*** SOURCE DATA ***

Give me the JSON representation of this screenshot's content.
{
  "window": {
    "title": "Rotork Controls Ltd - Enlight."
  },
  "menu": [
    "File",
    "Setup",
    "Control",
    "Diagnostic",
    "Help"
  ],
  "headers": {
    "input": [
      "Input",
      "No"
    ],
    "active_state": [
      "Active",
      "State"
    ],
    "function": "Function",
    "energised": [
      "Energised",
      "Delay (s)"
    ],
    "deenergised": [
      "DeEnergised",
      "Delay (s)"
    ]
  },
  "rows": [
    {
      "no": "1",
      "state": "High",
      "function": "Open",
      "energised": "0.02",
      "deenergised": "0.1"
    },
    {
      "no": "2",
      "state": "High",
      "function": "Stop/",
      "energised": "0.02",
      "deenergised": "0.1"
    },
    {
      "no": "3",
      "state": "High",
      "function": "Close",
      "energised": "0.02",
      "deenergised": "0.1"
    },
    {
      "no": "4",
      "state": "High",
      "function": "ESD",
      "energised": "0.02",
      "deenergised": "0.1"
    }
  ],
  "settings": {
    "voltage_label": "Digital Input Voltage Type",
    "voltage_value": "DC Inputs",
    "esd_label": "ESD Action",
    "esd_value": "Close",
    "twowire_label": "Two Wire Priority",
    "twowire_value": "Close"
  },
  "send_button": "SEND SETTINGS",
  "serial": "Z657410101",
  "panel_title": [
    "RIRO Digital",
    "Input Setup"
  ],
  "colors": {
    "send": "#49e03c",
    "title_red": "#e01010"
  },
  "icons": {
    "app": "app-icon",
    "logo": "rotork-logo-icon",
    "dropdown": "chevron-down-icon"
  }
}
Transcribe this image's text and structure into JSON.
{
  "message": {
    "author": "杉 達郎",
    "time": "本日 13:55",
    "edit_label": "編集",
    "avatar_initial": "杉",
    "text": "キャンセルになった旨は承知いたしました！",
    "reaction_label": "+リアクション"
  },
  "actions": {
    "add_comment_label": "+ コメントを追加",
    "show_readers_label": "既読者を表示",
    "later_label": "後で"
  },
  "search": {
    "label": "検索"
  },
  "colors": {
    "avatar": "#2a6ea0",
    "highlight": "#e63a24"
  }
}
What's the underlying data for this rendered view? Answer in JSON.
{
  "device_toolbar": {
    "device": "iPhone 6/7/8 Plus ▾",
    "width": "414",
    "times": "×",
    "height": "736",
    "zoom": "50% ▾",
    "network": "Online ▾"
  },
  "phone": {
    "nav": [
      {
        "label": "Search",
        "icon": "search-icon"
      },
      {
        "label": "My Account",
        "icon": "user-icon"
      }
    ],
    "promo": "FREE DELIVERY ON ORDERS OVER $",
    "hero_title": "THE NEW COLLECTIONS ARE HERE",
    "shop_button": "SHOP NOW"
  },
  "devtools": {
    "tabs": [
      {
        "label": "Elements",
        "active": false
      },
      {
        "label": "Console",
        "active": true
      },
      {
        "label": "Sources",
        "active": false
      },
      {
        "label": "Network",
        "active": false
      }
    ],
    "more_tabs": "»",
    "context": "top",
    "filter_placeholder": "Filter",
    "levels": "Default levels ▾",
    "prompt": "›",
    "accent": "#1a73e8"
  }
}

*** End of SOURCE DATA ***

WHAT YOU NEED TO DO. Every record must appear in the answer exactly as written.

RESULT OF THIS EXERCISE.
Give me the JSON representation of this screenshot's content.
{
  "window": {
    "title": "Rotork Controls Ltd - Enlight."
  },
  "menu": [
    "File",
    "Setup",
    "Control",
    "Diagnostic",
    "Help"
  ],
  "headers": {
    "input": [
      "Input",
      "No"
    ],
    "active_state": [
      "Active",
      "State"
    ],
    "function": "Function",
    "energised": [
      "Energised",
      "Delay (s)"
    ],
    "deenergised": [
      "DeEnergised",
      "Delay (s)"
    ]
  },
  "rows": [
    {
      "no": "1",
      "state": "High",
      "function": "Open",
      "energised": "0.02",
      "deenergised": "0.1"
    },
    {
      "no": "2",
      "state": "High",
      "function": "Stop/",
      "energised": "0.02",
      "deenergised": "0.1"
    },
    {
      "no": "3",
      "state": "High",
      "function": "Close",
      "energised": "0.02",
      "deenergised": "0.1"
    },
    {
      "no": "4",
      "state": "High",
      "function": "ESD",
      "energised": "0.02",
      "deenergised": "0.1"
    }
  ],
  "settings": {
    "voltage_label": "Digital Input Voltage Type",
    "voltage_value": "DC Inputs",
    "esd_label": "ESD Action",
    "esd_value": "Close",
    "twowire_label": "Two Wire Priority",
    "twowire_value": "Close"
  },
  "send_button": "SEND SETTINGS",
  "serial": "Z657410101",
  "panel_title": [
    "RIRO Digital",
    "Input Setup"
  ],
  "colors": {
    "send": "#49e03c",
    "title_red": "#e01010"
  },
  "icons": {
    "app": "app-icon",
    "logo": "rotork-logo-icon",
    "dropdown": "chevron-down-icon"
  }
}
Transcribe this image's text and structure into JSON.
{
  "message": {
    "author": "杉 達郎",
    "time": "本日 13:55",
    "edit_label": "編集",
    "avatar_initial": "杉",
    "text": "キャンセルになった旨は承知いたしました！",
    "reaction_label": "+リアクション"
  },
  "actions": {
    "add_comment_label": "+ コメントを追加",
    "show_readers_label": "既読者を表示",
    "later_label": "後で"
  },
  "search": {
    "label": "検索"
  },
  "colors": {
    "avatar": "#2a6ea0",
    "highlight": "#e63a24"
  }
}
What's the underlying data for this rendered view? Answer in JSON.
{
  "device_toolbar": {
    "device": "iPhone 6/7/8 Plus ▾",
    "width": "414",
    "times": "×",
    "height": "736",
    "zoom": "50% ▾",
    "network": "Online ▾"
  },
  "phone": {
    "nav": [
      {
        "label": "Search",
        "icon": "search-icon"
      },
      {
        "label": "My Account",
        "icon": "user-icon"
      }
    ],
    "promo": "FREE DELIVERY ON ORDERS OVER $",
    "hero_title": "THE NEW COLLECTIONS ARE HERE",
    "shop_button": "SHOP NOW"
  },
  "devtools": {
    "tabs": [
      {
        "label": "Elements",
        "active": false
      },
      {
        "label": "Console",
        "active": true
      },
      {
        "label": "Sources",
        "active": false
      },
      {
        "label": "Network",
        "active": false
      }
    ],
    "more_tabs": "»",
    "context": "top",
    "filter_placeholder": "Filter",
    "levels": "Default levels ▾",
    "prompt": "›",
    "accent": "#1a73e8"
  }
}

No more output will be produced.